NEHJ: How much of a game-changer is the official partnership with the NHL and NHLPA?

Burke: It’s huge. First of all, to have an official position from both the NHL and the NHLPA that gay players and fans are welcome is amazing. The ability to provide resources and information directly to players is ground-breaking in how aggressively smart it is.

NEHJ: Does YCP have a hands-on role with the process of educating prospects?

Burke: Yes, we will be involved with educating prospects and currently players through resources and through the rookie symposium.

NEHJ: You’re always around the game. How much of an effect has YCP had on “hockey people” — from players to scouts, trainers, all the way up the ranks — whether behaviorally or conversationally?

Burke: I think it’s really helped change the tone of conversation. There was a decent amount of casual homophobia that we’d have to hear over the years, and that’s definitely slowed to almost nothing. The last time a scout said something homophobic in front of me, he called me a day later to personally apologize and swore he’d never do something like that again. Guys are starting to recognize that it’s not OK, and even correct other guys for their missteps.

NEHJ: You’ve publicly stated you’re opposed to any consideration of boycotting the Sochi Olympics. Does that feel contradictory, in any way, to what you and YCP stand for? Was it a stance you wrestled with at all?

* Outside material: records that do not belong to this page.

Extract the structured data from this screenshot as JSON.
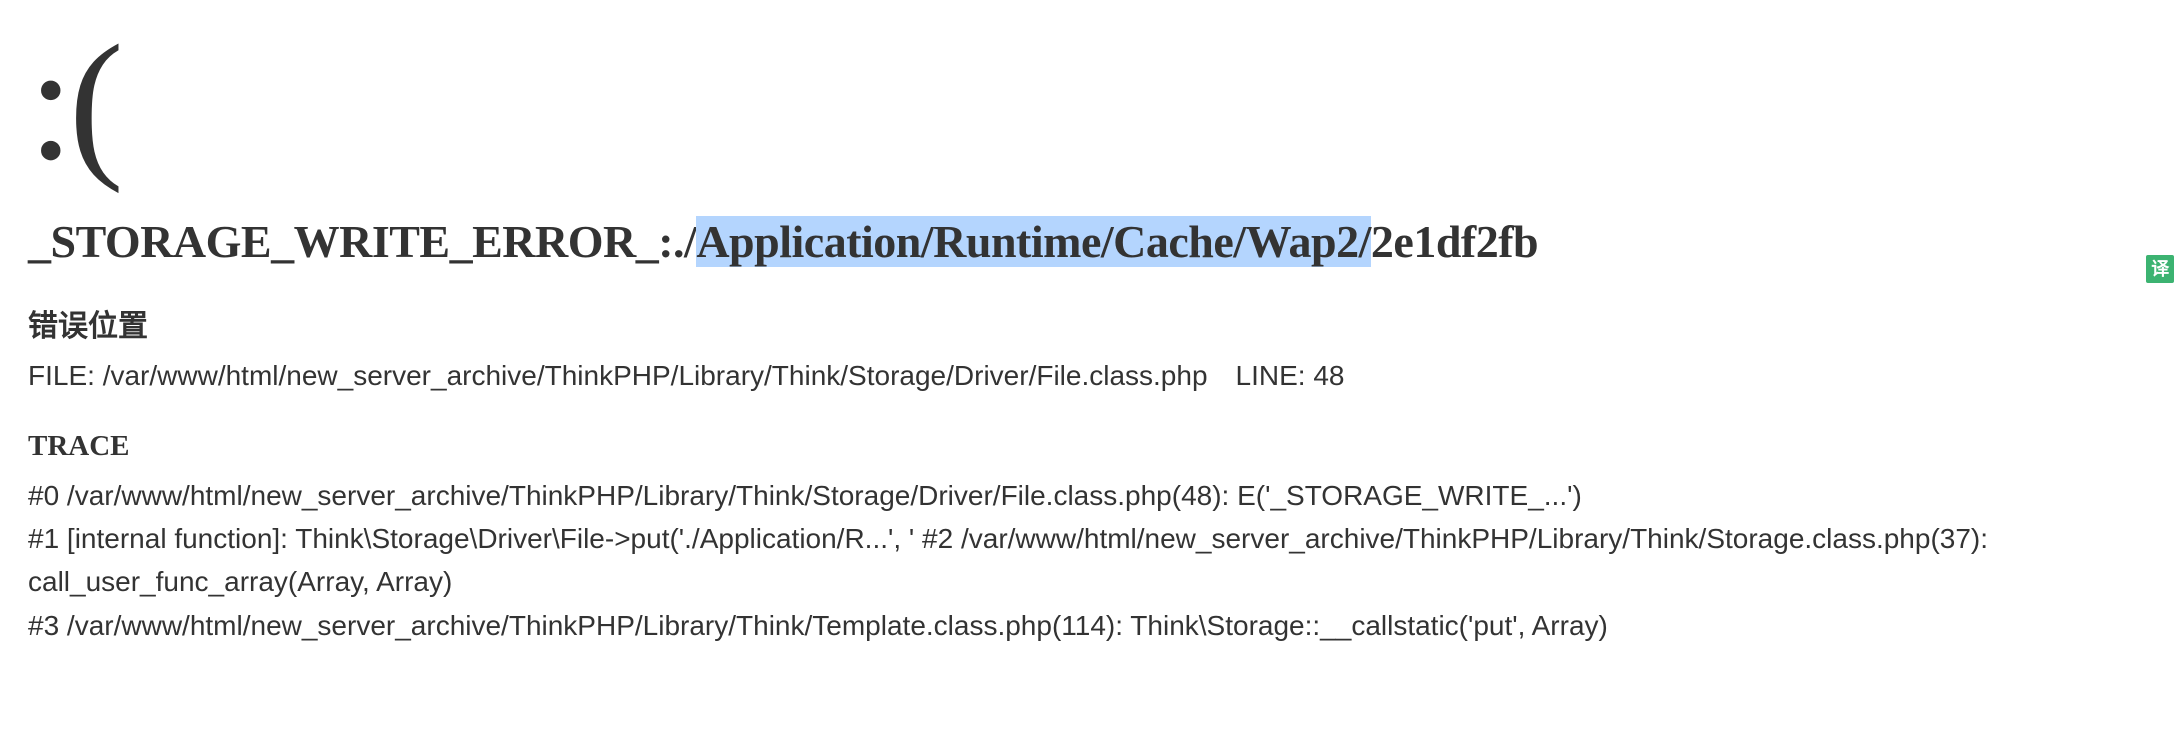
{
  "sad_face": ":(",
  "error": {
    "prefix": "_STORAGE_WRITE_ERROR_:./",
    "highlighted": "Application/Runtime/Cache/Wap2/",
    "suffix": "2e1df2fb"
  },
  "translate_badge": "译",
  "location": {
    "heading": "错误位置",
    "file_label": "FILE: ",
    "file_path": "/var/www/html/new_server_archive/ThinkPHP/Library/Think/Storage/Driver/File.class.php",
    "line_label": "LINE: ",
    "line_number": "48"
  },
  "trace": {
    "heading": "TRACE",
    "lines": [
      "#0 /var/www/html/new_server_archive/ThinkPHP/Library/Think/Storage/Driver/File.class.php(48): E('_STORAGE_WRITE_...')",
      "#1 [internal function]: Think\\Storage\\Driver\\File->put('./Application/R...', ' #2 /var/www/html/new_server_archive/ThinkPHP/Library/Think/Storage.class.php(37): call_user_func_array(Array, Array)",
      "#3 /var/www/html/new_server_archive/ThinkPHP/Library/Think/Template.class.php(114): Think\\Storage::__callstatic('put', Array)"
    ]
  }
}
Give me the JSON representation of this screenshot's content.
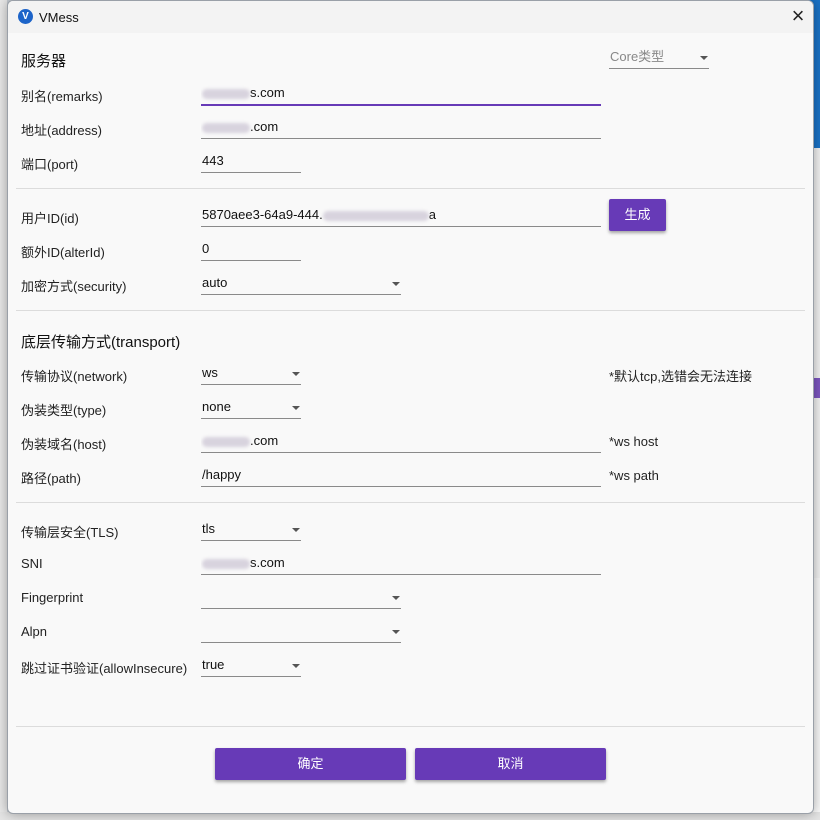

Burke: No. We think our mission is fully served by participating in the Olympics and drawing as much attention as possible to the horrific crimes going on in Russia right now. Every LGBT sports figure we’ve spoken to agrees. And the Russian LGBT community wants the Olympics to continue. Not to mention the fact that a boycott was never considered as a possible option by any Olympic governing body or the U.S. government. So, no. We didn’t wrestle with it, because the boycott idea is a failure on every level.

NEHJ: With so many high-profile, pro-LGBT NHLers and staff members — your dad included — representing the U.S. and Canada in Sochi, is it possible to rule out concerns of someone being made an example of by the Russian government?

Burke: No. We cannot and have not ruled out those concerns.

NEHJ: What about the fear of Russian citizens taking the law into their own hands?

Burke: That is more of a concern to us than the government acting, but both are possibilities. We consider both possibilities to be remote, but it is a non-zero threat.

NEHJ: Has You Can Play discussed any reactionary strategies if something like this were to happen?

Burke: We would respond appropriately to whatever situation arose.

NEHJ: Is knowing how proud Brendan would be of all the strides you, your dad, YCP and, heck, the sports world as a whole have made over these last few years something that crosses your mind on a daily basis?

Burke: I hope that Brendan would have been proud of us. I genuinely believe that he would be, otherwise I wouldn’t do it. I don’t think an hour goes by on any given day where I don’t think about him and miss him terribly. You Can Play has been an outlet for my grief, but nothing takes that feeling of loss away. I try to remember that this is something Brendan would have loved to see when he was 16, and that we are helping the next generation of gay athletes feel safer. I wish someone had done something like this when Brendan was in high school.

To learn more about You Can Play, go to www.youcanplayproject.org.

Twitter: @JesseNEHJ

jconnolly@hockeyjournal.com